“We began nine months ahead of launch with internal communications, training, and a multi-phased implementation strategy, ensuring we had buy-in, support, and engagement of all our stakeholders, even our business partners,” notes Downes.
Downes and her team, with support from Weber Marketing Group, developed an engaging event to launch the brand with staff, which Weber followed up with a brand experience training program, and a new brand guide to all 300 employees.
BlueShore also worked with Canadian marketing agency Brand FX to revitalize the , including the organization’s brand identity, including a comprehensive new suite of brand and marketing materials.
When the public-facing brand program and new name were rolled out, BlueShore chose to do it with a bang instead of trickling it out incrementally. They used a marketing mix that included online, videos, TV spots, radio, outdoor and social channels. The first phase of the campaign focused on communicating the name change. The second phase shifted to brand messages about what makes BlueShore Financial distinctive and “a banking experience like no other.” The campaign was dubbed “This is BlueShore” and dials up the localized west coast imagery to a whole new level.
The results seem to speak for themselves. BlueShore Financial has grown over 400% in the ten years since they first launched their rebranding effort. All of the hard work Catliff and the BlueShore Financial team put into differentiating the brand appear to be paying off.
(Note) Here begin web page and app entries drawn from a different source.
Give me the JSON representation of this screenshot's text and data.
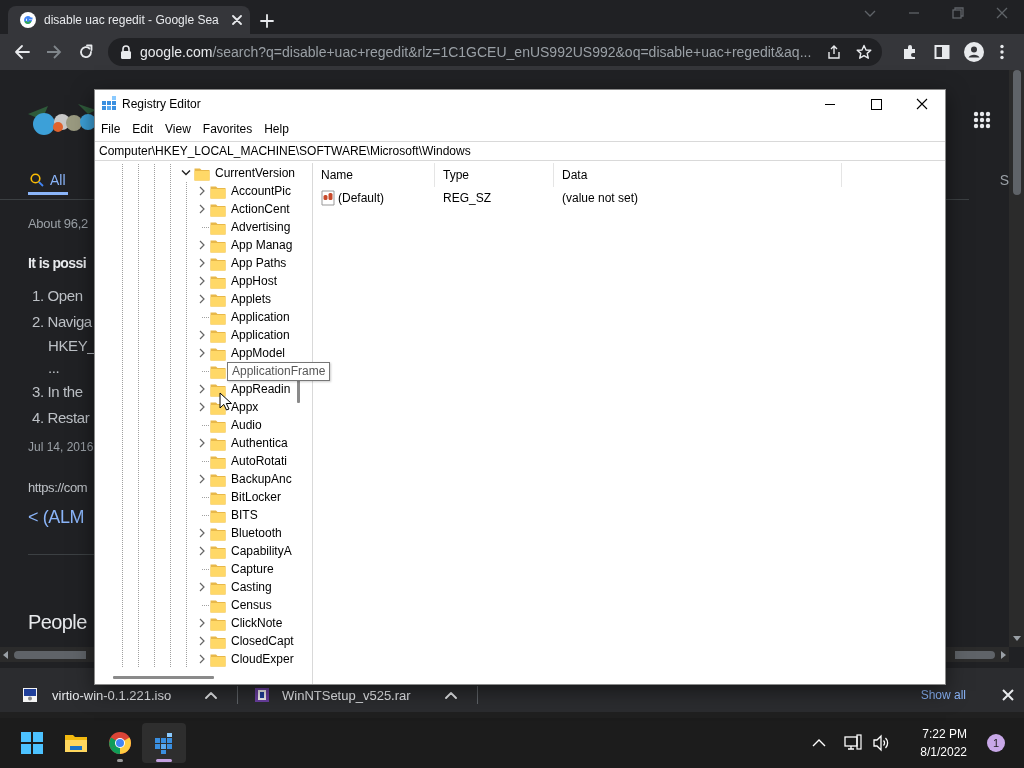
{
  "browser": {
    "tab": {
      "title": "disable uac regedit - Google Sea",
      "selected": true
    },
    "address": "google.com/search?q=disable+uac+regedit&rlz=1C1GCEU_enUS992US992&oq=disable+uac+regedit&aq...",
    "page": {
      "nav_tab": {
        "label": "All",
        "selected": true
      },
      "right_text": "S",
      "result_stats": "About 96,2",
      "snippet_heading": "It is possi",
      "steps": [
        {
          "text": "1. Open"
        },
        {
          "text": "2. Naviga",
          "lines": [
            "HKEY_",
            "..."
          ]
        },
        {
          "text": "3. In the"
        },
        {
          "text": "4. Restar"
        }
      ],
      "date": "Jul 14, 2016",
      "url": "https://com",
      "link": "< (ALM",
      "section_heading": "People"
    }
  },
  "registry_editor": {
    "title": "Registry Editor",
    "menu": [
      "File",
      "Edit",
      "View",
      "Favorites",
      "Help"
    ],
    "address": "Computer\\HKEY_LOCAL_MACHINE\\SOFTWARE\\Microsoft\\Windows",
    "tree": [
      {
        "label": "CurrentVersion",
        "expanded": true,
        "children": [
          {
            "label": "AccountPic",
            "has_subkeys": true
          },
          {
            "label": "ActionCent",
            "has_subkeys": true
          },
          {
            "label": "Advertising",
            "has_subkeys": false
          },
          {
            "label": "App Manag",
            "has_subkeys": true
          },
          {
            "label": "App Paths",
            "has_subkeys": true
          },
          {
            "label": "AppHost",
            "has_subkeys": true
          },
          {
            "label": "Applets",
            "has_subkeys": true
          },
          {
            "label": "Application",
            "has_subkeys": false
          },
          {
            "label": "Application",
            "has_subkeys": true
          },
          {
            "label": "AppModel",
            "has_subkeys": true
          },
          {
            "label": "ApplicationFrame",
            "has_subkeys": false,
            "tooltip": true
          },
          {
            "label": "AppReadin",
            "has_subkeys": true
          },
          {
            "label": "Appx",
            "has_subkeys": true
          },
          {
            "label": "Audio",
            "has_subkeys": false
          },
          {
            "label": "Authentica",
            "has_subkeys": true
          },
          {
            "label": "AutoRotati",
            "has_subkeys": false
          },
          {
            "label": "BackupAnc",
            "has_subkeys": true
          },
          {
            "label": "BitLocker",
            "has_subkeys": false
          },
          {
            "label": "BITS",
            "has_subkeys": false
          },
          {
            "label": "Bluetooth",
            "has_subkeys": true
          },
          {
            "label": "CapabilityA",
            "has_subkeys": true
          },
          {
            "label": "Capture",
            "has_subkeys": false
          },
          {
            "label": "Casting",
            "has_subkeys": true
          },
          {
            "label": "Census",
            "has_subkeys": false
          },
          {
            "label": "ClickNote",
            "has_subkeys": true
          },
          {
            "label": "ClosedCapt",
            "has_subkeys": true
          },
          {
            "label": "CloudExper",
            "has_subkeys": true
          }
        ]
      }
    ],
    "columns": [
      "Name",
      "Type",
      "Data"
    ],
    "values": [
      {
        "name": "(Default)",
        "type": "REG_SZ",
        "data": "(value not set)",
        "kind": "string"
      }
    ]
  },
  "downloads": {
    "items": [
      {
        "name": "virtio-win-0.1.221.iso",
        "kind": "iso"
      },
      {
        "name": "WinNTSetup_v525.rar",
        "kind": "rar"
      }
    ],
    "show_all": "Show all"
  },
  "taskbar": {
    "apps": [
      {
        "kind": "start",
        "running": false,
        "active": false
      },
      {
        "kind": "explorer",
        "running": false,
        "active": false
      },
      {
        "kind": "chrome",
        "running": true,
        "active": false
      },
      {
        "kind": "regedit",
        "running": true,
        "active": true
      }
    ],
    "time": "7:22 PM",
    "date": "8/1/2022",
    "notifications": "1"
  }
}
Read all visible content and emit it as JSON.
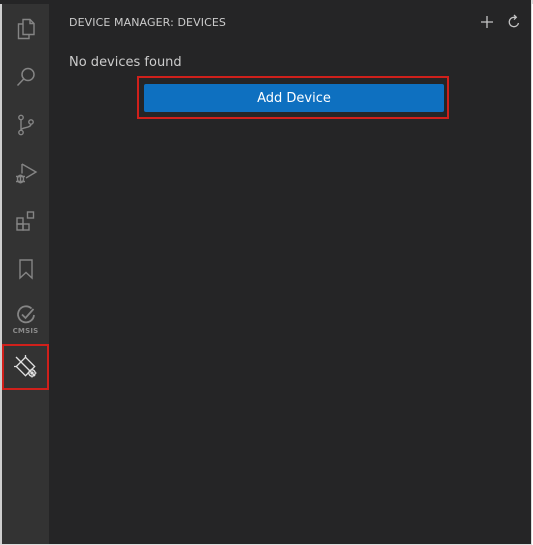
{
  "activity_bar": {
    "items": [
      {
        "name": "explorer-icon"
      },
      {
        "name": "search-icon"
      },
      {
        "name": "source-control-icon"
      },
      {
        "name": "run-debug-icon"
      },
      {
        "name": "extensions-icon"
      },
      {
        "name": "bookmark-icon"
      },
      {
        "name": "cmsis-icon",
        "label": "CMSIS"
      },
      {
        "name": "device-manager-icon"
      }
    ],
    "active": "device-manager-icon"
  },
  "sidebar": {
    "title": "DEVICE MANAGER: DEVICES",
    "actions": [
      {
        "name": "add-icon",
        "glyph": "+"
      },
      {
        "name": "refresh-icon",
        "glyph": "↻"
      }
    ],
    "message": "No devices found",
    "add_button_label": "Add Device"
  },
  "colors": {
    "activity_bar_bg": "#333333",
    "sidebar_bg": "#252526",
    "button_bg": "#0e70c0",
    "highlight": "#d0201b"
  }
}
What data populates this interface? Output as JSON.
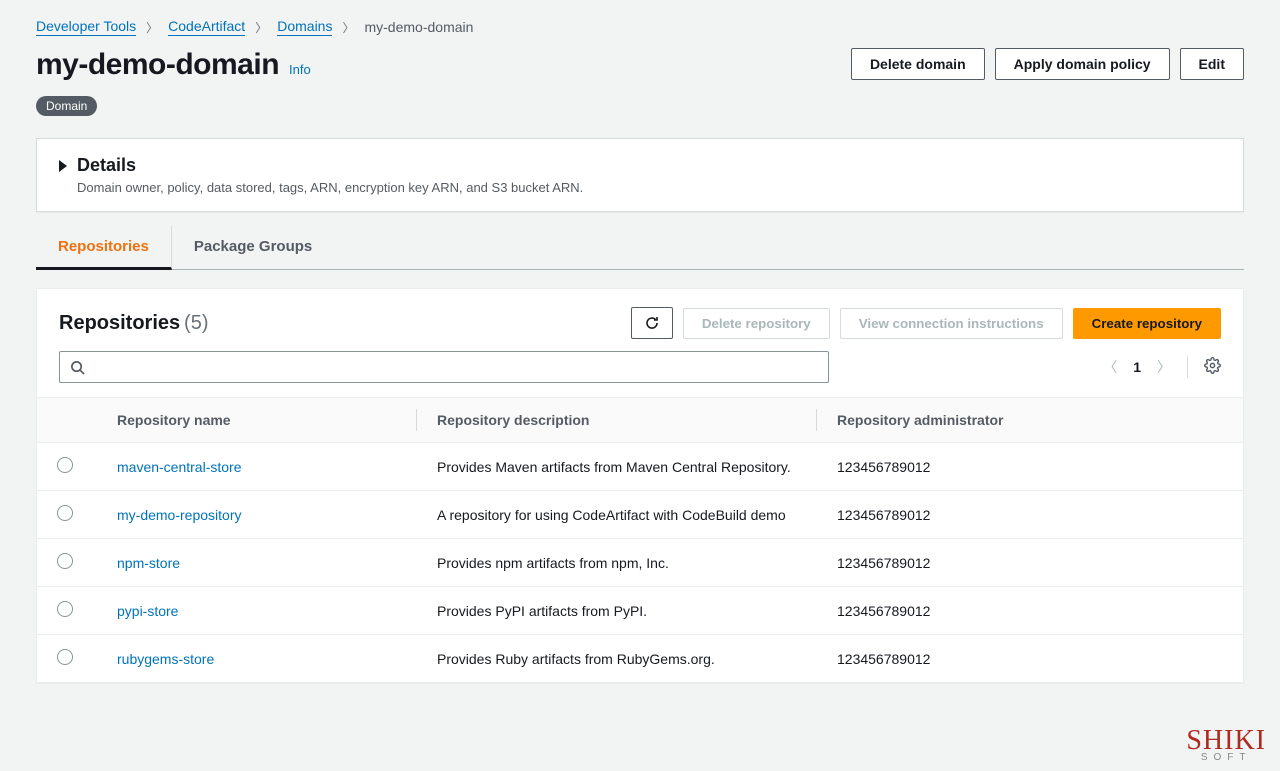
{
  "breadcrumb": {
    "items": [
      "Developer Tools",
      "CodeArtifact",
      "Domains"
    ],
    "current": "my-demo-domain"
  },
  "header": {
    "title": "my-demo-domain",
    "info": "Info",
    "badge": "Domain",
    "buttons": {
      "delete": "Delete domain",
      "apply_policy": "Apply domain policy",
      "edit": "Edit"
    }
  },
  "details": {
    "title": "Details",
    "subtitle": "Domain owner, policy, data stored, tags, ARN, encryption key ARN, and S3 bucket ARN."
  },
  "tabs": {
    "repositories": "Repositories",
    "package_groups": "Package Groups"
  },
  "repos": {
    "title": "Repositories",
    "count": "(5)",
    "actions": {
      "delete": "Delete repository",
      "view_conn": "View connection instructions",
      "create": "Create repository"
    },
    "search_placeholder": "",
    "page": "1",
    "columns": {
      "name": "Repository name",
      "desc": "Repository description",
      "admin": "Repository administrator"
    },
    "rows": [
      {
        "name": "maven-central-store",
        "desc": "Provides Maven artifacts from Maven Central Repository.",
        "admin": "123456789012"
      },
      {
        "name": "my-demo-repository",
        "desc": "A repository for using CodeArtifact with CodeBuild demo",
        "admin": "123456789012"
      },
      {
        "name": "npm-store",
        "desc": "Provides npm artifacts from npm, Inc.",
        "admin": "123456789012"
      },
      {
        "name": "pypi-store",
        "desc": "Provides PyPI artifacts from PyPI.",
        "admin": "123456789012"
      },
      {
        "name": "rubygems-store",
        "desc": "Provides Ruby artifacts from RubyGems.org.",
        "admin": "123456789012"
      }
    ]
  },
  "watermark": {
    "brand": "SHIKI",
    "sub": "SOFT"
  }
}
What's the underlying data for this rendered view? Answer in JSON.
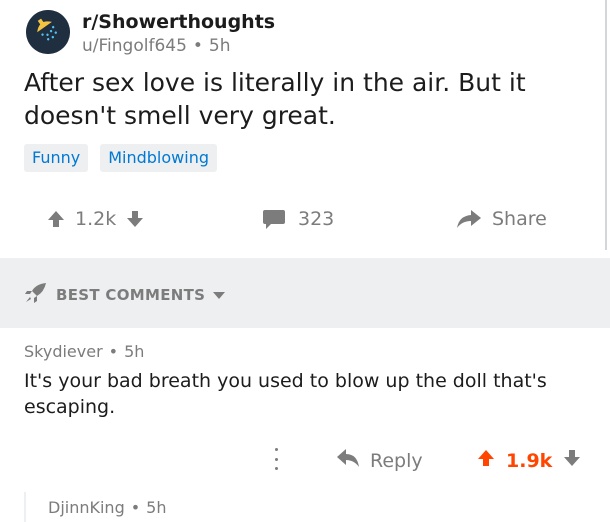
{
  "post": {
    "subreddit": "r/Showerthoughts",
    "author": "u/Fingolf645",
    "age": "5h",
    "separator": "•",
    "title": "After sex love is literally in the air. But it doesn't smell very great.",
    "flairs": [
      "Funny",
      "Mindblowing"
    ],
    "votes": "1.2k",
    "comments": "323",
    "share_label": "Share"
  },
  "comments_section": {
    "sort_label": "BEST COMMENTS"
  },
  "comment": {
    "author": "Skydiever",
    "age": "5h",
    "body": "It's your bad breath you used to blow up the doll that's escaping.",
    "reply_label": "Reply",
    "score": "1.9k"
  },
  "child_comment": {
    "author": "DjinnKing",
    "age": "5h"
  },
  "colors": {
    "accent_orange": "#ff4500",
    "flair_blue": "#0079d3",
    "muted_gray": "#7c7c7c",
    "section_bg": "#edeff1"
  },
  "icons": {
    "subreddit": "shower-head-icon",
    "upvote": "arrow-up-icon",
    "downvote": "arrow-down-icon",
    "comments": "comment-bubble-icon",
    "share": "share-arrow-icon",
    "sort": "rocket-icon",
    "more": "more-vertical-icon",
    "reply": "reply-arrow-icon"
  }
}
The credit union’s assets under administration have grown by leaps and bounds, increasing from $700 million in 2000 to over $3 billion in 2013, even though they have about the same number of clients today as they did when they first embarked on their rebranding quest.
A stunning 84% of BlueShore Financial’s deposits are from clients who have over $100,000 in investable assets with the institution, including 31% who have over $1 million.
Since it started revamping its operation, BlueShore has been named to Business in Vancouver’s “Biggest Financial Planning Firms in Metro Vancouver,” as well as Canada’s 10 Most Admired Corporate Cultures list.
“It’s been a ten-year, all-in, multi-million-dollar journey,” Catliff says. “But it’s been worth every effort. The result is a five-star, choreographed brand experience for our clients.”
“Without our incredibly engaged employees though, our premium brand experience could never have been achieved,” notes Catliff. “And that is one of the accomplishments he is most proud of.”